Page and application data records
------------------------------------

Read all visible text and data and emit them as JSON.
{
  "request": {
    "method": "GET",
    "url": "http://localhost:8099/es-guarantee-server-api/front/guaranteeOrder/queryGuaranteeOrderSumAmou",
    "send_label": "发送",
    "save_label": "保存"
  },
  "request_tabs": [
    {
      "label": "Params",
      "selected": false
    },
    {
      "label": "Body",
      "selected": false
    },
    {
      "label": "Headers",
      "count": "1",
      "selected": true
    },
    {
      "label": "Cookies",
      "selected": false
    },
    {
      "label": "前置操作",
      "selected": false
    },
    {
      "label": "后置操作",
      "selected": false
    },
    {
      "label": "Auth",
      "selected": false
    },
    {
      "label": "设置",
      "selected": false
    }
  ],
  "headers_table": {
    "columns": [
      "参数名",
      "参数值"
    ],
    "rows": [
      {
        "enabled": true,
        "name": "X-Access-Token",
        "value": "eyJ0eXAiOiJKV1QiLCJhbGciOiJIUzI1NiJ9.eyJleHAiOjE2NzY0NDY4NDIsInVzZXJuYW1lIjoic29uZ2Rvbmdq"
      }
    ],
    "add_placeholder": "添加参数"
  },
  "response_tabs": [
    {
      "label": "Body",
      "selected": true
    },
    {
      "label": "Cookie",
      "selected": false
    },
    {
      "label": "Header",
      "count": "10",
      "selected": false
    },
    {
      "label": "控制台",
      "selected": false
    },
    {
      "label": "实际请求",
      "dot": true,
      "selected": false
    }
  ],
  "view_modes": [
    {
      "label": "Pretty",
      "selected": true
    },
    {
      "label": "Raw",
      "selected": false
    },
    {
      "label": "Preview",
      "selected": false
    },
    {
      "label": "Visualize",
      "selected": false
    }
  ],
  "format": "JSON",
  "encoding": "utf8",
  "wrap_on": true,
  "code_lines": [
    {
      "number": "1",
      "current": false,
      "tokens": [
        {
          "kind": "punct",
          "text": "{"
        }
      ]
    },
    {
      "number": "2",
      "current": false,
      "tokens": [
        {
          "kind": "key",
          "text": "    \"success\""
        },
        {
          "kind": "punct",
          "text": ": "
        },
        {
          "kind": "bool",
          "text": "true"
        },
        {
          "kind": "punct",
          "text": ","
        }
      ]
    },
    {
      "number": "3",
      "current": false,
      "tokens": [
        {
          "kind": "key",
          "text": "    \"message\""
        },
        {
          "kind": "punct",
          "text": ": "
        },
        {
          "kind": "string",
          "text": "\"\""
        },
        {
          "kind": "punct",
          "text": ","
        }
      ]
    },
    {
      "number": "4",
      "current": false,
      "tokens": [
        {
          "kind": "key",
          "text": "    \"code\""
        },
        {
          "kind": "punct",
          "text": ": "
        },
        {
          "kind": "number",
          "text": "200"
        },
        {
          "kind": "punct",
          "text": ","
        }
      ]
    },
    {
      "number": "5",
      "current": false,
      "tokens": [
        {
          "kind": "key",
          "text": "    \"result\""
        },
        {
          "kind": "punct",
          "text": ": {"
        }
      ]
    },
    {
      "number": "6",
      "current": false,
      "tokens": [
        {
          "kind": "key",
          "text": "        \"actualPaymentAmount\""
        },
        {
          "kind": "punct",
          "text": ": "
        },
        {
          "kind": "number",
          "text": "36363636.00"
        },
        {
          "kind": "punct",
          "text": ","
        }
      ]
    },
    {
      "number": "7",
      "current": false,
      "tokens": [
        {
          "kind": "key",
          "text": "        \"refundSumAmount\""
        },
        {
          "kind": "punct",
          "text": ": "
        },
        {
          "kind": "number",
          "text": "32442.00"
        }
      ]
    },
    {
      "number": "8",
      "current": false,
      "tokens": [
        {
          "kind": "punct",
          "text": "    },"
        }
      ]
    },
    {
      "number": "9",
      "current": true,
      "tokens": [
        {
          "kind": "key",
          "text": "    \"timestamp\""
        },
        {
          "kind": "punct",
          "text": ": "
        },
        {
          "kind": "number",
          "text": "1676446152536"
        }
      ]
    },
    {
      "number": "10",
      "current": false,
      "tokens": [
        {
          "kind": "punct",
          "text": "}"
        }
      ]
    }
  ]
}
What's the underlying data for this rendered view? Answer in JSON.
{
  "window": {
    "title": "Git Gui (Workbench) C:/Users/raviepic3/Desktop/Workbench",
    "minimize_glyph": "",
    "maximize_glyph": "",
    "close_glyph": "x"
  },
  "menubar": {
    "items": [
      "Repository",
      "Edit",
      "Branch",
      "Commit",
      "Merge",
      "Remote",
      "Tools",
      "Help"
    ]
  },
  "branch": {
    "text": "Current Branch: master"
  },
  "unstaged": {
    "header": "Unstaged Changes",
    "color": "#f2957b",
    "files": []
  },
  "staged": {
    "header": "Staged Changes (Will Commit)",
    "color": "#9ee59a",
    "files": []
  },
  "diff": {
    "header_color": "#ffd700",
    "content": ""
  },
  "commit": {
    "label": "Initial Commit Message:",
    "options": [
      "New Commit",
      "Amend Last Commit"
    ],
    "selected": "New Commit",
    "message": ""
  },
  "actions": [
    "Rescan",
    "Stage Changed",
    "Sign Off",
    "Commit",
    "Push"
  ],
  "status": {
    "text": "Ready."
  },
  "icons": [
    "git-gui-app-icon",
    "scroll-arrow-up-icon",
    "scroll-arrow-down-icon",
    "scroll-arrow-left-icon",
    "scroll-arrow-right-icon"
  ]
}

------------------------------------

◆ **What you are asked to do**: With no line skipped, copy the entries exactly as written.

◆ **Solution for this exercise**:
Read all visible text and data and emit them as JSON.
{
  "request": {
    "method": "GET",
    "url": "http://localhost:8099/es-guarantee-server-api/front/guaranteeOrder/queryGuaranteeOrderSumAmou",
    "send_label": "发送",
    "save_label": "保存"
  },
  "request_tabs": [
    {
      "label": "Params",
      "selected": false
    },
    {
      "label": "Body",
      "selected": false
    },
    {
      "label": "Headers",
      "count": "1",
      "selected": true
    },
    {
      "label": "Cookies",
      "selected": false
    },
    {
      "label": "前置操作",
      "selected": false
    },
    {
      "label": "后置操作",
      "selected": false
    },
    {
      "label": "Auth",
      "selected": false
    },
    {
      "label": "设置",
      "selected": false
    }
  ],
  "headers_table": {
    "columns": [
      "参数名",
      "参数值"
    ],
    "rows": [
      {
        "enabled": true,
        "name": "X-Access-Token",
        "value": "eyJ0eXAiOiJKV1QiLCJhbGciOiJIUzI1NiJ9.eyJleHAiOjE2NzY0NDY4NDIsInVzZXJuYW1lIjoic29uZ2Rvbmdq"
      }
    ],
    "add_placeholder": "添加参数"
  },
  "response_tabs": [
    {
      "label": "Body",
      "selected": true
    },
    {
      "label": "Cookie",
      "selected": false
    },
    {
      "label": "Header",
      "count": "10",
      "selected": false
    },
    {
      "label": "控制台",
      "selected": false
    },
    {
      "label": "实际请求",
      "dot": true,
      "selected": false
    }
  ],
  "view_modes": [
    {
      "label": "Pretty",
      "selected": true
    },
    {
      "label": "Raw",
      "selected": false
    },
    {
      "label": "Preview",
      "selected": false
    },
    {
      "label": "Visualize",
      "selected": false
    }
  ],
  "format": "JSON",
  "encoding": "utf8",
  "wrap_on": true,
  "code_lines": [
    {
      "number": "1",
      "current": false,
      "tokens": [
        {
          "kind": "punct",
          "text": "{"
        }
      ]
    },
    {
      "number": "2",
      "current": false,
      "tokens": [
        {
          "kind": "key",
          "text": "    \"success\""
        },
        {
          "kind": "punct",
          "text": ": "
        },
        {
          "kind": "bool",
          "text": "true"
        },
        {
          "kind": "punct",
          "text": ","
        }
      ]
    },
    {
      "number": "3",
      "current": false,
      "tokens": [
        {
          "kind": "key",
          "text": "    \"message\""
        },
        {
          "kind": "punct",
          "text": ": "
        },
        {
          "kind": "string",
          "text": "\"\""
        },
        {
          "kind": "punct",
          "text": ","
        }
      ]
    },
    {
      "number": "4",
      "current": false,
      "tokens": [
        {
          "kind": "key",
          "text": "    \"code\""
        },
        {
          "kind": "punct",
          "text": ": "
        },
        {
          "kind": "number",
          "text": "200"
        },
        {
          "kind": "punct",
          "text": ","
        }
      ]
    },
    {
      "number": "5",
      "current": false,
      "tokens": [
        {
          "kind": "key",
          "text": "    \"result\""
        },
        {
          "kind": "punct",
          "text": ": {"
        }
      ]
    },
    {
      "number": "6",
      "current": false,
      "tokens": [
        {
          "kind": "key",
          "text": "        \"actualPaymentAmount\""
        },
        {
          "kind": "punct",
          "text": ": "
        },
        {
          "kind": "number",
          "text": "36363636.00"
        },
        {
          "kind": "punct",
          "text": ","
        }
      ]
    },
    {
      "number": "7",
      "current": false,
      "tokens": [
        {
          "kind": "key",
          "text": "        \"refundSumAmount\""
        },
        {
          "kind": "punct",
          "text": ": "
        },
        {
          "kind": "number",
          "text": "32442.00"
        }
      ]
    },
    {
      "number": "8",
      "current": false,
      "tokens": [
        {
          "kind": "punct",
          "text": "    },"
        }
      ]
    },
    {
      "number": "9",
      "current": true,
      "tokens": [
        {
          "kind": "key",
          "text": "    \"timestamp\""
        },
        {
          "kind": "punct",
          "text": ": "
        },
        {
          "kind": "number",
          "text": "1676446152536"
        }
      ]
    },
    {
      "number": "10",
      "current": false,
      "tokens": [
        {
          "kind": "punct",
          "text": "}"
        }
      ]
    }
  ]
}
What's the underlying data for this rendered view? Answer in JSON.
{
  "window": {
    "title": "Git Gui (Workbench) C:/Users/raviepic3/Desktop/Workbench",
    "minimize_glyph": "",
    "maximize_glyph": "",
    "close_glyph": "x"
  },
  "menubar": {
    "items": [
      "Repository",
      "Edit",
      "Branch",
      "Commit",
      "Merge",
      "Remote",
      "Tools",
      "Help"
    ]
  },
  "branch": {
    "text": "Current Branch: master"
  },
  "unstaged": {
    "header": "Unstaged Changes",
    "color": "#f2957b",
    "files": []
  },
  "staged": {
    "header": "Staged Changes (Will Commit)",
    "color": "#9ee59a",
    "files": []
  },
  "diff": {
    "header_color": "#ffd700",
    "content": ""
  },
  "commit": {
    "label": "Initial Commit Message:",
    "options": [
      "New Commit",
      "Amend Last Commit"
    ],
    "selected": "New Commit",
    "message": ""
  },
  "actions": [
    "Rescan",
    "Stage Changed",
    "Sign Off",
    "Commit",
    "Push"
  ],
  "status": {
    "text": "Ready."
  },
  "icons": [
    "git-gui-app-icon",
    "scroll-arrow-up-icon",
    "scroll-arrow-down-icon",
    "scroll-arrow-left-icon",
    "scroll-arrow-right-icon"
  ]
}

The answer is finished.